### RECORDS
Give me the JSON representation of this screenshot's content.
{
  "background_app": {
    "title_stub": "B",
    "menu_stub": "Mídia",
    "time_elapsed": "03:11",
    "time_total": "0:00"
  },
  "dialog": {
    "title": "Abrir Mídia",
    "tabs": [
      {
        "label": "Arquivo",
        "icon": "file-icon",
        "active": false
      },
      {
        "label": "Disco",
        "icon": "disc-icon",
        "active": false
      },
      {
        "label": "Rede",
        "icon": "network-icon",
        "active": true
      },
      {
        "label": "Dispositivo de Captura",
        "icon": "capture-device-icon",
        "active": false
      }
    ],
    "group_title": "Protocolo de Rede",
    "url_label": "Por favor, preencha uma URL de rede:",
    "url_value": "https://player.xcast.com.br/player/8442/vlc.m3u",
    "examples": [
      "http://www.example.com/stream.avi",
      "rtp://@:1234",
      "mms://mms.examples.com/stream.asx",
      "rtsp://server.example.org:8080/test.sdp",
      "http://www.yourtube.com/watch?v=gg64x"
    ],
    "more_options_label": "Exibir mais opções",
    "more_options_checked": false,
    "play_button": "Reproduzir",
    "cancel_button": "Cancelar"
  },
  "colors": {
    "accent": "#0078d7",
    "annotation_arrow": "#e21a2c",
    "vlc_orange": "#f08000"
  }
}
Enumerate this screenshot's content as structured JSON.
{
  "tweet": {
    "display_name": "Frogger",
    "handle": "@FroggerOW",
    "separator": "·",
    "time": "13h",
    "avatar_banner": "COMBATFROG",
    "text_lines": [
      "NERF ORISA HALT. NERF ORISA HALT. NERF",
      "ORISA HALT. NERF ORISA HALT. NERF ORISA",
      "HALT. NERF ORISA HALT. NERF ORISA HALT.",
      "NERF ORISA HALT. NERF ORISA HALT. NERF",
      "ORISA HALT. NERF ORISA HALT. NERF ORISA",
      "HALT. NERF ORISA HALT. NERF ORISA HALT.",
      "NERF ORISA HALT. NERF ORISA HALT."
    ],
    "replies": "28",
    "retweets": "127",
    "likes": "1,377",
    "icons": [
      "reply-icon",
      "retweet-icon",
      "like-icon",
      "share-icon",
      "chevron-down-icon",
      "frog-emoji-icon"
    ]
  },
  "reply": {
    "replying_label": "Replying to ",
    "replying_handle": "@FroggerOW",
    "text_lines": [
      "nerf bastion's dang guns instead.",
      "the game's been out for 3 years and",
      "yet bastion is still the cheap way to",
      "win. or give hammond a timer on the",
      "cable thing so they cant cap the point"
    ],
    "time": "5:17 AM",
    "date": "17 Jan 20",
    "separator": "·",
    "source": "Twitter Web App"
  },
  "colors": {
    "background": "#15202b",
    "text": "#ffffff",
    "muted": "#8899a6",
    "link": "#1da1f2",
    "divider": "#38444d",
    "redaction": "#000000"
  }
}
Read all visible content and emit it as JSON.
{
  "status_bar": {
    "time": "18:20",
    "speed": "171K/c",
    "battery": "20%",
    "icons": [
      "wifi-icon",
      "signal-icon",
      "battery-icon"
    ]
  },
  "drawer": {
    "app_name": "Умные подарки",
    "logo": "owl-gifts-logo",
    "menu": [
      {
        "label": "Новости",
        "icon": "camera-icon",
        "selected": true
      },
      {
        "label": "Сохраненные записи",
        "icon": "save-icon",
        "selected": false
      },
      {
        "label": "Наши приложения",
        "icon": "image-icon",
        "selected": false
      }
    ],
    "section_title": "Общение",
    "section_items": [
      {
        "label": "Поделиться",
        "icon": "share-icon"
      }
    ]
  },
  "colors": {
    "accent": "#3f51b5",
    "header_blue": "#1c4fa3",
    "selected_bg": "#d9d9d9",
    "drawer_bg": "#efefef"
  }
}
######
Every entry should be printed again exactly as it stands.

#### OUTPUT FOR THIS TASK
Give me the JSON representation of this screenshot's content.
{
  "background_app": {
    "title_stub": "B",
    "menu_stub": "Mídia",
    "time_elapsed": "03:11",
    "time_total": "0:00"
  },
  "dialog": {
    "title": "Abrir Mídia",
    "tabs": [
      {
        "label": "Arquivo",
        "icon": "file-icon",
        "active": false
      },
      {
        "label": "Disco",
        "icon": "disc-icon",
        "active": false
      },
      {
        "label": "Rede",
        "icon": "network-icon",
        "active": true
      },
      {
        "label": "Dispositivo de Captura",
        "icon": "capture-device-icon",
        "active": false
      }
    ],
    "group_title": "Protocolo de Rede",
    "url_label": "Por favor, preencha uma URL de rede:",
    "url_value": "https://player.xcast.com.br/player/8442/vlc.m3u",
    "examples": [
      "http://www.example.com/stream.avi",
      "rtp://@:1234",
      "mms://mms.examples.com/stream.asx",
      "rtsp://server.example.org:8080/test.sdp",
      "http://www.yourtube.com/watch?v=gg64x"
    ],
    "more_options_label": "Exibir mais opções",
    "more_options_checked": false,
    "play_button": "Reproduzir",
    "cancel_button": "Cancelar"
  },
  "colors": {
    "accent": "#0078d7",
    "annotation_arrow": "#e21a2c",
    "vlc_orange": "#f08000"
  }
}
Enumerate this screenshot's content as structured JSON.
{
  "tweet": {
    "display_name": "Frogger",
    "handle": "@FroggerOW",
    "separator": "·",
    "time": "13h",
    "avatar_banner": "COMBATFROG",
    "text_lines": [
      "NERF ORISA HALT. NERF ORISA HALT. NERF",
      "ORISA HALT. NERF ORISA HALT. NERF ORISA",
      "HALT. NERF ORISA HALT. NERF ORISA HALT.",
      "NERF ORISA HALT. NERF ORISA HALT. NERF",
      "ORISA HALT. NERF ORISA HALT. NERF ORISA",
      "HALT. NERF ORISA HALT. NERF ORISA HALT.",
      "NERF ORISA HALT. NERF ORISA HALT."
    ],
    "replies": "28",
    "retweets": "127",
    "likes": "1,377",
    "icons": [
      "reply-icon",
      "retweet-icon",
      "like-icon",
      "share-icon",
      "chevron-down-icon",
      "frog-emoji-icon"
    ]
  },
  "reply": {
    "replying_label": "Replying to ",
    "replying_handle": "@FroggerOW",
    "text_lines": [
      "nerf bastion's dang guns instead.",
      "the game's been out for 3 years and",
      "yet bastion is still the cheap way to",
      "win. or give hammond a timer on the",
      "cable thing so they cant cap the point"
    ],
    "time": "5:17 AM",
    "date": "17 Jan 20",
    "separator": "·",
    "source": "Twitter Web App"
  },
  "colors": {
    "background": "#15202b",
    "text": "#ffffff",
    "muted": "#8899a6",
    "link": "#1da1f2",
    "divider": "#38444d",
    "redaction": "#000000"
  }
}
Read all visible content and emit it as JSON.
{
  "status_bar": {
    "time": "18:20",
    "speed": "171K/c",
    "battery": "20%",
    "icons": [
      "wifi-icon",
      "signal-icon",
      "battery-icon"
    ]
  },
  "drawer": {
    "app_name": "Умные подарки",
    "logo": "owl-gifts-logo",
    "menu": [
      {
        "label": "Новости",
        "icon": "camera-icon",
        "selected": true
      },
      {
        "label": "Сохраненные записи",
        "icon": "save-icon",
        "selected": false
      },
      {
        "label": "Наши приложения",
        "icon": "image-icon",
        "selected": false
      }
    ],
    "section_title": "Общение",
    "section_items": [
      {
        "label": "Поделиться",
        "icon": "share-icon"
      }
    ]
  },
  "colors": {
    "accent": "#3f51b5",
    "header_blue": "#1c4fa3",
    "selected_bg": "#d9d9d9",
    "drawer_bg": "#efefef"
  }
}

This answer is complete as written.